- Classic passive ring modulator effect!
- Built-in carrier oscillator with frequency and amplitude control
- Separate input, carrier and output jacks
- Plug in any source – guitar, keyboard, synthesizer, voice, etc.
- Available as a Eurorack module, in an enclosure or as a kit
Ring Modulated Voice Sample
This test repeats the same words, once with no modulation, then several times with the carrier signal at different frequencies. The last sample was created by increasing the frequency of the carrier oscillator while the words are being spoken. Each repetition is the same exact wav file, so all of the variation is caused by the ring modulator, not the person speaking.
Ring Modulated Notes Sample
For this test, I used a nice clean triangle wave from a software synthesizer as input. I just drew my finger across the keyboard, so not every note is exactly the same for each repetition. Again, the first time is with no modulation, then several times with the carrier signal at increasing frequencies.
You have probably heard a ring modulator in use, even if you have never heard the term. It was most famously used to create the voice of the Daleks on Doctor Who. Two incoming signals (referred to as the input and carrier) are multiplied and the output is the sum and difference of the two frequencies. Most often, a sine or triangle wave is used for the carrier signal. When modulating a voice, the effect sounds "robotic" and is similar to a vocoder (in sound, not operation). There are tons of effects that can be achieved by varying the two input signals.
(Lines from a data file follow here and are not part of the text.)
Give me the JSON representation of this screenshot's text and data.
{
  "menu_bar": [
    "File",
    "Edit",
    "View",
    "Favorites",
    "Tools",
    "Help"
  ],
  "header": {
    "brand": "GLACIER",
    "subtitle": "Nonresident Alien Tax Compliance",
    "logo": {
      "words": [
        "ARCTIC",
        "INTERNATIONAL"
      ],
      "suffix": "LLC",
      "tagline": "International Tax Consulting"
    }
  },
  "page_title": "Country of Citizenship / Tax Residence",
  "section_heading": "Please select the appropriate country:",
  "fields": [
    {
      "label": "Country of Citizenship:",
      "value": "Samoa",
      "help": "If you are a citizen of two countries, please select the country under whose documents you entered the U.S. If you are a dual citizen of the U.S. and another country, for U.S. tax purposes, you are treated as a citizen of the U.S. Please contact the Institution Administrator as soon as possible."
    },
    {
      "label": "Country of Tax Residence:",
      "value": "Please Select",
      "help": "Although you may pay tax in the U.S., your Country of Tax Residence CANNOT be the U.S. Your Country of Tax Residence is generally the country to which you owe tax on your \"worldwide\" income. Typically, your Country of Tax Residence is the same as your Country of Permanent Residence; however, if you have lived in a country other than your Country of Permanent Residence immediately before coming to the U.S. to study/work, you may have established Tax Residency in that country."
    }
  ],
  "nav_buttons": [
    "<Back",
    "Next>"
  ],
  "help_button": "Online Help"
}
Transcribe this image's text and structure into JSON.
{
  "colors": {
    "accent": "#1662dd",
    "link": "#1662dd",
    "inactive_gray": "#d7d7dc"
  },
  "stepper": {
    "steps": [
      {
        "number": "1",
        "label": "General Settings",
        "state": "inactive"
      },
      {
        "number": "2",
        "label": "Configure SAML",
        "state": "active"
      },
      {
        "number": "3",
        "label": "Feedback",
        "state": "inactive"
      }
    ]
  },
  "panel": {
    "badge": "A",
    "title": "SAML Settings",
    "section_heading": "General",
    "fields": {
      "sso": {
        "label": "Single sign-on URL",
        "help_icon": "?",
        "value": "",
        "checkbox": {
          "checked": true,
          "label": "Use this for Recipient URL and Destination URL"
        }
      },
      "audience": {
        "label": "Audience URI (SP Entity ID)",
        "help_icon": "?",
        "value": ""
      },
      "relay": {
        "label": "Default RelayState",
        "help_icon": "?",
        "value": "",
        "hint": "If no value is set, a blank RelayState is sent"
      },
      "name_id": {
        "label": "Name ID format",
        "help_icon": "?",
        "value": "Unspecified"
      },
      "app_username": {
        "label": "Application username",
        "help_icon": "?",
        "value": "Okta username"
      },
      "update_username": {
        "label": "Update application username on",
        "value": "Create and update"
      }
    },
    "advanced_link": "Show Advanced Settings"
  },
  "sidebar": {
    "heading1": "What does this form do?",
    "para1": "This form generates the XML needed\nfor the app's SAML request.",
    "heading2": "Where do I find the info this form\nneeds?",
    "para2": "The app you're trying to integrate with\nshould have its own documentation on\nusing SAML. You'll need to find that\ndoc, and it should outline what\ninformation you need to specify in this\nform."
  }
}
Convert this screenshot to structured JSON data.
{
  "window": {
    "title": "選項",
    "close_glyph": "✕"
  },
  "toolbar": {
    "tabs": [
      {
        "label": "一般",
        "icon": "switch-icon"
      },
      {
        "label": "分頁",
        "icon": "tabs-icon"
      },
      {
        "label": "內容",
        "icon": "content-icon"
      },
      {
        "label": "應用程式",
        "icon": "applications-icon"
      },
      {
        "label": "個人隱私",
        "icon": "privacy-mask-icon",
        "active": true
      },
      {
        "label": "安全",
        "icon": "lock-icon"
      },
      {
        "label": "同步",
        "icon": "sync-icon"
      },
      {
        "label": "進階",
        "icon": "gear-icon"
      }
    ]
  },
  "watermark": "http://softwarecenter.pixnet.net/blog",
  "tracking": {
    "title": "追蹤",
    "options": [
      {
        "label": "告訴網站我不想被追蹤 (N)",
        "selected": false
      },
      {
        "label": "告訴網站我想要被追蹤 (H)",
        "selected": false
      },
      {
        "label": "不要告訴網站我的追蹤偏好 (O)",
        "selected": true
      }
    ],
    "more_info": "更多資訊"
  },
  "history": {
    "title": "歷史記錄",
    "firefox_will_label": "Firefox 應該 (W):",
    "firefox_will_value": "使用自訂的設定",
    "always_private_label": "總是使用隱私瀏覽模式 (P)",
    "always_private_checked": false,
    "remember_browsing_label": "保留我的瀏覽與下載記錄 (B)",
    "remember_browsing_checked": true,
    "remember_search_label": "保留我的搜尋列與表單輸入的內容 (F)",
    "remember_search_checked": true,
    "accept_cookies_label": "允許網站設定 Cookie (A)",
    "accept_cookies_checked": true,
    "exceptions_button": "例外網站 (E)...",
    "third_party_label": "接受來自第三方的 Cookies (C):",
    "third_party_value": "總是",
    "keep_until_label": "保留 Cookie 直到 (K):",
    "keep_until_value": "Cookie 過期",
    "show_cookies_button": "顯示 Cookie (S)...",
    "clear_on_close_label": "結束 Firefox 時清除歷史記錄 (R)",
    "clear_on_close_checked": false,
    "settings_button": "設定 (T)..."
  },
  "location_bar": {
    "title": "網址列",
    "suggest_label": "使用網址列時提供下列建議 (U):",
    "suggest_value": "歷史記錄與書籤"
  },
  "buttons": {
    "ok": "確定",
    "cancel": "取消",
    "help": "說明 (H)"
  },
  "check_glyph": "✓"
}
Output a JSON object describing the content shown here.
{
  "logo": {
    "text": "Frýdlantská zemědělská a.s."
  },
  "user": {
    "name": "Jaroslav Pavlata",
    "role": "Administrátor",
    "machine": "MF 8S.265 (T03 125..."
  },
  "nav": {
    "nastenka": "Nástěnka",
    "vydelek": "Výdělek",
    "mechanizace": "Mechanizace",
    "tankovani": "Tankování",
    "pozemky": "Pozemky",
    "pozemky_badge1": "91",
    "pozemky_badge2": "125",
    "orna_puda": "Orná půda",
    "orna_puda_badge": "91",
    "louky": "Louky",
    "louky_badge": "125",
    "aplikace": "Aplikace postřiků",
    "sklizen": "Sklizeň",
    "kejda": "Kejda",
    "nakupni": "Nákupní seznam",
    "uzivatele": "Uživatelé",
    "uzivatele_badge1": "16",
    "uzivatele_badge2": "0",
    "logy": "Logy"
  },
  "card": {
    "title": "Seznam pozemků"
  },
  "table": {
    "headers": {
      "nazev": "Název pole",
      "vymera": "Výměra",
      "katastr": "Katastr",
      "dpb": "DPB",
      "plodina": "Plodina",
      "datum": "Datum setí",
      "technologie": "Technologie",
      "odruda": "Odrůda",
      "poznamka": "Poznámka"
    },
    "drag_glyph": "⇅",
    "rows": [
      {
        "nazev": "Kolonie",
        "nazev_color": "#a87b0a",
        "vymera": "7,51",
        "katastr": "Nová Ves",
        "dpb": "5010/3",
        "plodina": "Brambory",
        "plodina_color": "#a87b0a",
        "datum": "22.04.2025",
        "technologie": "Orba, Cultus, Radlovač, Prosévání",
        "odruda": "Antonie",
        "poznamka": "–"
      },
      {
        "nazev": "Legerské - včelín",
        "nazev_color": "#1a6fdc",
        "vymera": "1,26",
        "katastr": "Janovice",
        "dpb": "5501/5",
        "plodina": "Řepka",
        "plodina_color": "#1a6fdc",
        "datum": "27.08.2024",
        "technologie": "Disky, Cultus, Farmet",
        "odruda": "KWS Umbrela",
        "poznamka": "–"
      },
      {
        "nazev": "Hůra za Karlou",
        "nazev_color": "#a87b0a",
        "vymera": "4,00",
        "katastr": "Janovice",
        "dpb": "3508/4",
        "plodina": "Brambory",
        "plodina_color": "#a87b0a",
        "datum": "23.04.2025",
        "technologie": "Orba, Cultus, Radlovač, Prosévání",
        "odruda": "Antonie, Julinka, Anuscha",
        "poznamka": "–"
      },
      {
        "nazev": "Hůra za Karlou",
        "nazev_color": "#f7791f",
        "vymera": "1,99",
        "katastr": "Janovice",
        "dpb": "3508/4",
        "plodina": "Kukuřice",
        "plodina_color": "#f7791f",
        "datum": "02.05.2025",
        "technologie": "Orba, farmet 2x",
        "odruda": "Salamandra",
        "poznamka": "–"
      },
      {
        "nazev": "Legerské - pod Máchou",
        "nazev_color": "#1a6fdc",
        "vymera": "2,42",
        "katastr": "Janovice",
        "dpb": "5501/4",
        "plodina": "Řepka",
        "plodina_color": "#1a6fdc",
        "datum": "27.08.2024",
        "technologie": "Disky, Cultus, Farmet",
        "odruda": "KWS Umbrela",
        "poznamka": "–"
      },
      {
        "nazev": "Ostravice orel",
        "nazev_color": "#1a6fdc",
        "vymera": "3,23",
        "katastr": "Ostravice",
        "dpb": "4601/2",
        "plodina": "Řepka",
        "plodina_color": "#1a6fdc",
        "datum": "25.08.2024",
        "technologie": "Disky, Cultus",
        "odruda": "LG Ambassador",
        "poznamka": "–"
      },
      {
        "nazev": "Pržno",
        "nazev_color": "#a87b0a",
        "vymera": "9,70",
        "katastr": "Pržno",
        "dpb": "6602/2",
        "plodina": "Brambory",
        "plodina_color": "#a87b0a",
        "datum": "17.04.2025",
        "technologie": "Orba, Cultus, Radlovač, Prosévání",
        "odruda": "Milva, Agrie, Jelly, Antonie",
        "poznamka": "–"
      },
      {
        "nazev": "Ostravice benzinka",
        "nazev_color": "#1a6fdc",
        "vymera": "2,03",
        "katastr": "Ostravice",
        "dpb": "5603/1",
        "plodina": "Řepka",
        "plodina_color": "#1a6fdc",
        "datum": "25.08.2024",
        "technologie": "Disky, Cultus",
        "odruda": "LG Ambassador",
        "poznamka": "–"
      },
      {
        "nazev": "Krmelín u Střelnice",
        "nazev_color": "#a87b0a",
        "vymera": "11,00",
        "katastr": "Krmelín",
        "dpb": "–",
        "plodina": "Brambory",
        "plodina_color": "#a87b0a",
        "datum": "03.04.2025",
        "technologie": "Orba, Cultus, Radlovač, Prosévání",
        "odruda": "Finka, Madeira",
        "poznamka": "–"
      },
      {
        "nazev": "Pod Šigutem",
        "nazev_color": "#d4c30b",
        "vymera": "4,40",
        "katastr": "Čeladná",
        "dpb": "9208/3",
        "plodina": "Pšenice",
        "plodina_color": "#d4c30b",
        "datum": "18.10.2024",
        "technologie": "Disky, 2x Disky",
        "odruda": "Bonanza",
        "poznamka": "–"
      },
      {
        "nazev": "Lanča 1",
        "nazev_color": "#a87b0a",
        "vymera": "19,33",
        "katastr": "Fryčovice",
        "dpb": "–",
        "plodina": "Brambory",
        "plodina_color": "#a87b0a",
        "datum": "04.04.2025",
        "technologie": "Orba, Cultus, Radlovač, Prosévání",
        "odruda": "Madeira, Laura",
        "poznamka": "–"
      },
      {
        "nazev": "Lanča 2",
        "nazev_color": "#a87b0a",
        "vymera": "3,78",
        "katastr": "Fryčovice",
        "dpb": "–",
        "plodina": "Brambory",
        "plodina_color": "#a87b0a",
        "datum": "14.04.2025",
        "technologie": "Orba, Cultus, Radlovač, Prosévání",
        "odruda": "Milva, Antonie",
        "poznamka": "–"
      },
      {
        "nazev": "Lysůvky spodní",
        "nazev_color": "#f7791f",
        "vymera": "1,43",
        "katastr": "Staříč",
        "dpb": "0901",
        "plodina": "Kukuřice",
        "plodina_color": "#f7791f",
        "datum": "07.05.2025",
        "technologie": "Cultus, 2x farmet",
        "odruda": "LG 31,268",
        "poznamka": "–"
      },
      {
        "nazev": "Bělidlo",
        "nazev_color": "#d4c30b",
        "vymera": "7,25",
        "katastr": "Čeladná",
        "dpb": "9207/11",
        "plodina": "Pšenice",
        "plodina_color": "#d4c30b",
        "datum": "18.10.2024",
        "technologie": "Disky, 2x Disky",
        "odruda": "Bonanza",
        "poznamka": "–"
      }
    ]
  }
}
Using the same signal for the input and carrier has the effect of multiplying the frequency. You can also feed in a dry signal for the input and use the same signal through a delay for the carrier. Lots of combinations can be used to get a variety of effects.
There are many different circuits use to create digital ring modulators, including using DSP (digital signal processor) chips. This one is the classic passive ring modulator which uses nothing more than two audio transformers and four germanium diodes - and no power. That is why it is called a passive ring modulator.
There is also an on-board triangle wave oscillator for the carrier signal that is switched off when you plug a source into the carrier jack.
The four germanium diodes used in the Ring Modulator are hand matched. We order 200 at a time and test the electrical characteristics of each diode to make sure that every set is symmetrical.
Here's some video from the Handmade Music Austin workshop where we built a bunch of Ring Modulators and had great fun patching every noise-making gizmo we could find through them. Weird sounds abound!
Ring Modulator Kit (shown assembled):
The circuit board was designed for versatility. It can be used either bare-board sitting on standoffs, or mounted. The jacks, knobs and switch all face one way for easy mounting in an enclosure or rack panel. A drill template is included with the kit.
The board has holes for 1/4 inch or 1/8 inch jacks and you can order it with either size.
The on-board oscillator can be powered either by a 9 volt battery, or by 12/15 volts. For Doepfer standard powered modular systems, just add a 10-pin header, a 7809 voltage regulator and optional power conditioning capacitors. We have all those parts on-hand, so Contact Me to purchase them.
You can even cut the board in half if you only want the passive ring mod section and not the oscillator!